> [Exercise]: Search the data for the string "with" and copy each line where it turns up.

> [Exercise inputs]:

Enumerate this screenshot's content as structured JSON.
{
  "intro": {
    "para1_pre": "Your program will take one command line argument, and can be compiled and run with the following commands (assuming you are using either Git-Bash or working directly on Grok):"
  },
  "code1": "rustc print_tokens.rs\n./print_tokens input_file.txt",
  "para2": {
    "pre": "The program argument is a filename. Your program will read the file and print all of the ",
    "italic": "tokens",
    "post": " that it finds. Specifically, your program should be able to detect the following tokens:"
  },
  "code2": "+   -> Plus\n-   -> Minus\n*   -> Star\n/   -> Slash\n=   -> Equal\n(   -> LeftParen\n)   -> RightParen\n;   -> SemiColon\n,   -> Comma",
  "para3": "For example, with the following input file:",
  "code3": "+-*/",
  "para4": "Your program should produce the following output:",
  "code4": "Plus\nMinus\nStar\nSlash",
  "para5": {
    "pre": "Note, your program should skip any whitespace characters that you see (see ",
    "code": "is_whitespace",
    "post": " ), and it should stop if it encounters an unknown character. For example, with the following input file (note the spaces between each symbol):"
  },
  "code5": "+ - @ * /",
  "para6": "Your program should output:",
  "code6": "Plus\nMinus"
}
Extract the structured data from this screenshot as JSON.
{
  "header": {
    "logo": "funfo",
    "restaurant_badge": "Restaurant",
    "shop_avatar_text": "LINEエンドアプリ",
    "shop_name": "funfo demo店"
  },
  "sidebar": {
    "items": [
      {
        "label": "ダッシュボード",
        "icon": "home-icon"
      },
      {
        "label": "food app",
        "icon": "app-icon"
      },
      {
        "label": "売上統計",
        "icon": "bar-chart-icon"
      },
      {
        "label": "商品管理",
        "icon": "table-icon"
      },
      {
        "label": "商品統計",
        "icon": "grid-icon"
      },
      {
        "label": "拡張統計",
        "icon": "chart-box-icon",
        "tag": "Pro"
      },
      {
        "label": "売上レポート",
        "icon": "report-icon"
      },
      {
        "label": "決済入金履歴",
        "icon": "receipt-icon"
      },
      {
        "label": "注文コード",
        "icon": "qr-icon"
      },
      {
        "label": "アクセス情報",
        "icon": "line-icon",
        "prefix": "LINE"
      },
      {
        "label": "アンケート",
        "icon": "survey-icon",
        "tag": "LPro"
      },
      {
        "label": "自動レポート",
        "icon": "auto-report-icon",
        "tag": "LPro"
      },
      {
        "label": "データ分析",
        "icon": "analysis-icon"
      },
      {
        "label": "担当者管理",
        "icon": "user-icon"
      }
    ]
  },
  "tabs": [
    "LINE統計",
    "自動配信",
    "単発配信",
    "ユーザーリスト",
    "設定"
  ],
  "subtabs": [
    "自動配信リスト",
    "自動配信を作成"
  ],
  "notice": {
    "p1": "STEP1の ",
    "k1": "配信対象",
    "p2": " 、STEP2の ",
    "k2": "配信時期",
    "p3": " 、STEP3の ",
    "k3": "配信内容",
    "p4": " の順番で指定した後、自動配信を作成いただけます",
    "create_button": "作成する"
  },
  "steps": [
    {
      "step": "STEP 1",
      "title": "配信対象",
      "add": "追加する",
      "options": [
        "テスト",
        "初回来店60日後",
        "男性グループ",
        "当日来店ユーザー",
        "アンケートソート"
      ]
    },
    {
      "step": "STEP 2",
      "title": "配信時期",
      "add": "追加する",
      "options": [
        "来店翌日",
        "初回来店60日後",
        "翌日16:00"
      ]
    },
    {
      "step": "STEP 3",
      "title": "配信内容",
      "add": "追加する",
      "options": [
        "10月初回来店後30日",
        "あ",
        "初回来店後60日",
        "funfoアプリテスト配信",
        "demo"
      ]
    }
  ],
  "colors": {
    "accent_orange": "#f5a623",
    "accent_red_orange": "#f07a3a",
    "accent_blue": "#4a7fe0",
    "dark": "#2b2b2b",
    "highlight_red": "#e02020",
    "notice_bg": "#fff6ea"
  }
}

> [Result of this task]:
    "para1_pre": "Your program will take one command line argument, and can be compiled and run with the following commands (assuming you are using either Git-Bash or working directly on Grok):"
  "para3": "For example, with the following input file:",
    "post": " ), and it should stop if it encounters an unknown character. For example, with the following input file (note the spaces between each symbol):"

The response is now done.